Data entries
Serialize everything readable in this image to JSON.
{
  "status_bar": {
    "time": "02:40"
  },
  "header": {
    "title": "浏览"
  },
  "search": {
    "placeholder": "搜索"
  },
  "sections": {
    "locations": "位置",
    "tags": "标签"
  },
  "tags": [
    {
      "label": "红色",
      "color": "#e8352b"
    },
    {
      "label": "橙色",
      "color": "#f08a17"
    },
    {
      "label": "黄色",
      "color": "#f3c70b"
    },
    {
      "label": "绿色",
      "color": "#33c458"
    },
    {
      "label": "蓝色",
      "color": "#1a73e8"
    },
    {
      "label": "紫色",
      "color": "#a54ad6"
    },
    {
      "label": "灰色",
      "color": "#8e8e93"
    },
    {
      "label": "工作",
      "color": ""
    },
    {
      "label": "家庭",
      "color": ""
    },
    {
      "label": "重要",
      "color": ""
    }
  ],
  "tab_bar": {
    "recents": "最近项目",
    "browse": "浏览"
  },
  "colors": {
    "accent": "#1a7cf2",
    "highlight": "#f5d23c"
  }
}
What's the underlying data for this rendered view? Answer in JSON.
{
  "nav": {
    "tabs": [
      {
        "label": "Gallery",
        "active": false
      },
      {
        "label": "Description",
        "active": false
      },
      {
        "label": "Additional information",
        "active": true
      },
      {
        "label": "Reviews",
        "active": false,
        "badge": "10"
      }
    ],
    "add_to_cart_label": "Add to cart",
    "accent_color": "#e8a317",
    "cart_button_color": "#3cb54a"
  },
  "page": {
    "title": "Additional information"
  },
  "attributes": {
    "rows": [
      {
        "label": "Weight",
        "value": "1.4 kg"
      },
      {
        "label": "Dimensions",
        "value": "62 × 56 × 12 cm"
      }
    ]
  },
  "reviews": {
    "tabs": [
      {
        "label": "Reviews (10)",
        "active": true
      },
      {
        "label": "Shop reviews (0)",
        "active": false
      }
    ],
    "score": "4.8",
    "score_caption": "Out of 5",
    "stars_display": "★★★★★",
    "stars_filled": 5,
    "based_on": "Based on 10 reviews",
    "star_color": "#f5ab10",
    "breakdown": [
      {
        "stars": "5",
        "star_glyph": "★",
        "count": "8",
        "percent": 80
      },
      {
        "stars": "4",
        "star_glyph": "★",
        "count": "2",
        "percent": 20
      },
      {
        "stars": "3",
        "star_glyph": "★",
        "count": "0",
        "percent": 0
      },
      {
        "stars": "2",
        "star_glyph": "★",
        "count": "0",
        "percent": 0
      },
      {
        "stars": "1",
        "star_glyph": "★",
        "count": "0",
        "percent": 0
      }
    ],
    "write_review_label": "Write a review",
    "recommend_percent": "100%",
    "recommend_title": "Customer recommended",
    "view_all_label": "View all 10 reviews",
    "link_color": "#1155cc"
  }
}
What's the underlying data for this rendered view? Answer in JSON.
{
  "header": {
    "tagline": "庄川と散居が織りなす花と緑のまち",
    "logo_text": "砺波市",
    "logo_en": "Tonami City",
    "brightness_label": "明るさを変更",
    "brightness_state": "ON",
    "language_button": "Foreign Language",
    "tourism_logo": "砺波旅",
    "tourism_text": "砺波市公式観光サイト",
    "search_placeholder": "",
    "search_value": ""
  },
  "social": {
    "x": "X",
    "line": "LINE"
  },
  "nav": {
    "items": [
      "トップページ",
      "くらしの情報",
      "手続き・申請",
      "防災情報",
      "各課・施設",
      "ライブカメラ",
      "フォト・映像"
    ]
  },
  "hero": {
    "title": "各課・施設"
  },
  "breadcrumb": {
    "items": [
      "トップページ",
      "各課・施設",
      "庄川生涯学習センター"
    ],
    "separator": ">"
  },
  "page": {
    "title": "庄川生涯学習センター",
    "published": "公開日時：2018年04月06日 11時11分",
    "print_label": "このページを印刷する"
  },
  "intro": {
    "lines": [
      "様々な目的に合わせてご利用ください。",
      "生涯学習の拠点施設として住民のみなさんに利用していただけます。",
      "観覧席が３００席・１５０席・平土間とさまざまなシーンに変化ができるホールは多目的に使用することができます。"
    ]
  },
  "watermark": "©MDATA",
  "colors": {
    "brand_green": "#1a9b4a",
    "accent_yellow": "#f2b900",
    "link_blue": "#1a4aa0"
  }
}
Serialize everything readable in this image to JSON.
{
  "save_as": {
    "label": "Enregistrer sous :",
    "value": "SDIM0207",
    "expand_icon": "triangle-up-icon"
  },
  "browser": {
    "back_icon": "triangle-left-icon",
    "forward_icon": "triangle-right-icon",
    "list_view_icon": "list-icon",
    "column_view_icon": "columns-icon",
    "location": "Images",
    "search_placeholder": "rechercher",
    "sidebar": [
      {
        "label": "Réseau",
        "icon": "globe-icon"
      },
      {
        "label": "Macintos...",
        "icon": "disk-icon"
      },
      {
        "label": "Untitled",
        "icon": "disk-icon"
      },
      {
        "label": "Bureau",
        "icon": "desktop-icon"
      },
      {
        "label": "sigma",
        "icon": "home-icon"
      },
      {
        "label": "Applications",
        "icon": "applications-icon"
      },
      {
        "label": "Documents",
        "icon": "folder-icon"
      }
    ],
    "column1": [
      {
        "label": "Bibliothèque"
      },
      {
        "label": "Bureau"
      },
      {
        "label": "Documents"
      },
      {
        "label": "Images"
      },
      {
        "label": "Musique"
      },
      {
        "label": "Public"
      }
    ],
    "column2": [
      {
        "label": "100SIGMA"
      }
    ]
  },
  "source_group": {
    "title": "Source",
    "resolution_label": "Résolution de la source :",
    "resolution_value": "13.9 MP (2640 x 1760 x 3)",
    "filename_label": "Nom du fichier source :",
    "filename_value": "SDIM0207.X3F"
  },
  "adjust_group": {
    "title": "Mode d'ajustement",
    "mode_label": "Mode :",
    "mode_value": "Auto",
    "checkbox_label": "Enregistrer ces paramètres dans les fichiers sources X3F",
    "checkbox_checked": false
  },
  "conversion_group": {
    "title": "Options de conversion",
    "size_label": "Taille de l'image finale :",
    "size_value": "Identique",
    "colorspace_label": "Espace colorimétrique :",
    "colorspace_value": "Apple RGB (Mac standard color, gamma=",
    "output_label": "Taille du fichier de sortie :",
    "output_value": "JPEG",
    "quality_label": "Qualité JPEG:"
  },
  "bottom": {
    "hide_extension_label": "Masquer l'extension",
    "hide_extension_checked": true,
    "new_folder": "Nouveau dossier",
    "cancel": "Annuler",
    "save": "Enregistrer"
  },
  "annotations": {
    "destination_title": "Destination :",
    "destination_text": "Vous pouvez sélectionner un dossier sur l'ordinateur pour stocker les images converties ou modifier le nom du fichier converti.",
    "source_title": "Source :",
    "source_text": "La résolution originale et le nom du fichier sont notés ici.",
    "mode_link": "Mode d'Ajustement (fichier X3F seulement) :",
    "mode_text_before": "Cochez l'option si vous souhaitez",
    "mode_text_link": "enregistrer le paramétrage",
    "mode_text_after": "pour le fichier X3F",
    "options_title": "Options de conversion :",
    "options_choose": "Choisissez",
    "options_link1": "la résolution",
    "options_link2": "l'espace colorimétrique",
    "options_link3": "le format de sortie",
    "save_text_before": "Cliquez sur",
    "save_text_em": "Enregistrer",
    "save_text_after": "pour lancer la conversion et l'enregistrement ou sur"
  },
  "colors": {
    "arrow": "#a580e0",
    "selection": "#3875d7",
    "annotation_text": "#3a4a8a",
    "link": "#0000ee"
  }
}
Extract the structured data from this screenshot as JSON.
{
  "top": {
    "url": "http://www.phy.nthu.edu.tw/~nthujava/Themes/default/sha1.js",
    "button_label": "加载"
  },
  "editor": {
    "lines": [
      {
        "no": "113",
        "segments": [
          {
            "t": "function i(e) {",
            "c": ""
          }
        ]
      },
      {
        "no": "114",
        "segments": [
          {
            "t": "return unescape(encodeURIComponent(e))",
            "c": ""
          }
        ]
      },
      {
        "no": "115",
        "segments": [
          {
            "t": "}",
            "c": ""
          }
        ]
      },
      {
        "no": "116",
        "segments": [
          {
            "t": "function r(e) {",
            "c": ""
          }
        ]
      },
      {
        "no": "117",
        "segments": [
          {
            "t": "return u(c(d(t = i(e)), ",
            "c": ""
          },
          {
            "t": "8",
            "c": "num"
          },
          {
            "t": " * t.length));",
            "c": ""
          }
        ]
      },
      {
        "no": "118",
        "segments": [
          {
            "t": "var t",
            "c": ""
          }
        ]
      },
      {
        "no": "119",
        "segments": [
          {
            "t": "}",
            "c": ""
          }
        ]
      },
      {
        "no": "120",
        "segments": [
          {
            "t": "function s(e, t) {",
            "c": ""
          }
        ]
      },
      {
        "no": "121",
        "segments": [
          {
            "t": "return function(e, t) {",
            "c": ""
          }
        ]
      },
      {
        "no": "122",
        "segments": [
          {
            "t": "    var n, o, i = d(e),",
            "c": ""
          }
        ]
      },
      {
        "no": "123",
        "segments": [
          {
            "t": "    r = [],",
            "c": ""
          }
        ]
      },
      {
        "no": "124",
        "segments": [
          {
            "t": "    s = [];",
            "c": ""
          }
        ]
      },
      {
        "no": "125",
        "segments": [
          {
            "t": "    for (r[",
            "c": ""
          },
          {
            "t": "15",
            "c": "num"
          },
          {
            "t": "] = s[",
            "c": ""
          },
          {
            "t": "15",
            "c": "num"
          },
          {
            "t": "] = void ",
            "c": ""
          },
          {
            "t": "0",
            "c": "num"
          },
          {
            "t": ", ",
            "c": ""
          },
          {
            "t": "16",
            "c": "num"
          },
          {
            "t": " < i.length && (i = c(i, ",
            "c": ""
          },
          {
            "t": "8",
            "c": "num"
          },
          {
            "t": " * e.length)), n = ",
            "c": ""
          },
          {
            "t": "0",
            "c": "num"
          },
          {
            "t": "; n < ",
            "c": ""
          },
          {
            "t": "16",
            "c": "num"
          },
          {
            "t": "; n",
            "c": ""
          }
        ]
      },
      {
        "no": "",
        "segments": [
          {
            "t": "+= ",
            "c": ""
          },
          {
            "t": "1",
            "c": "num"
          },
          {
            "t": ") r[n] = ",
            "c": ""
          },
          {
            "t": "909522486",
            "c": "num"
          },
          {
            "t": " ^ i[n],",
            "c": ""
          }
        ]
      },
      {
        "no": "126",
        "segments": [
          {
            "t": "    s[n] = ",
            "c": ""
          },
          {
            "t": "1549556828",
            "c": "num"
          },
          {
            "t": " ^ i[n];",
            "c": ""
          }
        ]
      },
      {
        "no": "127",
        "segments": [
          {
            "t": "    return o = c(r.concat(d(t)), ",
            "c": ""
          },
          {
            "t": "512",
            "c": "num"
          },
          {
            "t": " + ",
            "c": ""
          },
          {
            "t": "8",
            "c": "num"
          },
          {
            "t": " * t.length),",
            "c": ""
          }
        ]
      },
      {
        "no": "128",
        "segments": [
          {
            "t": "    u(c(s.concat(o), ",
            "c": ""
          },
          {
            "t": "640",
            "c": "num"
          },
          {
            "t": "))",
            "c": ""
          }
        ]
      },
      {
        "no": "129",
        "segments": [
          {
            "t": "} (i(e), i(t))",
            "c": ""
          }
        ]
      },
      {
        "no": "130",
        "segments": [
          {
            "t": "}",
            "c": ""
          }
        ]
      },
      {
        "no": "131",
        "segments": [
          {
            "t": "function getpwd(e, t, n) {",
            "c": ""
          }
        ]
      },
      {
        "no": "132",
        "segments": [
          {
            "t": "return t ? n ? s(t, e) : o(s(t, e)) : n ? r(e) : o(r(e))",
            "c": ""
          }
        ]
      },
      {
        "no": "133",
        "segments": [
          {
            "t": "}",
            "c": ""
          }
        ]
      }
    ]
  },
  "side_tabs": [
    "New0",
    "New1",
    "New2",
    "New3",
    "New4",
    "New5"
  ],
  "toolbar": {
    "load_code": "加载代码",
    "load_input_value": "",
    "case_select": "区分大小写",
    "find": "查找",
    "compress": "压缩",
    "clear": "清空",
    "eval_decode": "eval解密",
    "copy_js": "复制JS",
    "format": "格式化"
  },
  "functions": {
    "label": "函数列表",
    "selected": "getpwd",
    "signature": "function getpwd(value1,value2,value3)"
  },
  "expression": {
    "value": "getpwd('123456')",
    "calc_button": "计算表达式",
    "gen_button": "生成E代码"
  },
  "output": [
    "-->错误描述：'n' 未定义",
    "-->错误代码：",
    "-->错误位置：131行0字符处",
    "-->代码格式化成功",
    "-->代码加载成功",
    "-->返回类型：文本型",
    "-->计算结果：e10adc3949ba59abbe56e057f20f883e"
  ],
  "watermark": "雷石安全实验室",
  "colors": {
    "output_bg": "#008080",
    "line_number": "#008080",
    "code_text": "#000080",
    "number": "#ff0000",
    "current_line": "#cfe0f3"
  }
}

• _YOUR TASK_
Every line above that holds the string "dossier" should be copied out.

• _OUTPUT FOR THIS TASK_
    "new_folder": "Nouveau dossier",
    "destination_text": "Vous pouvez sélectionner un dossier sur l'ordinateur pour stocker les images converties ou modifier le nom du fichier converti.",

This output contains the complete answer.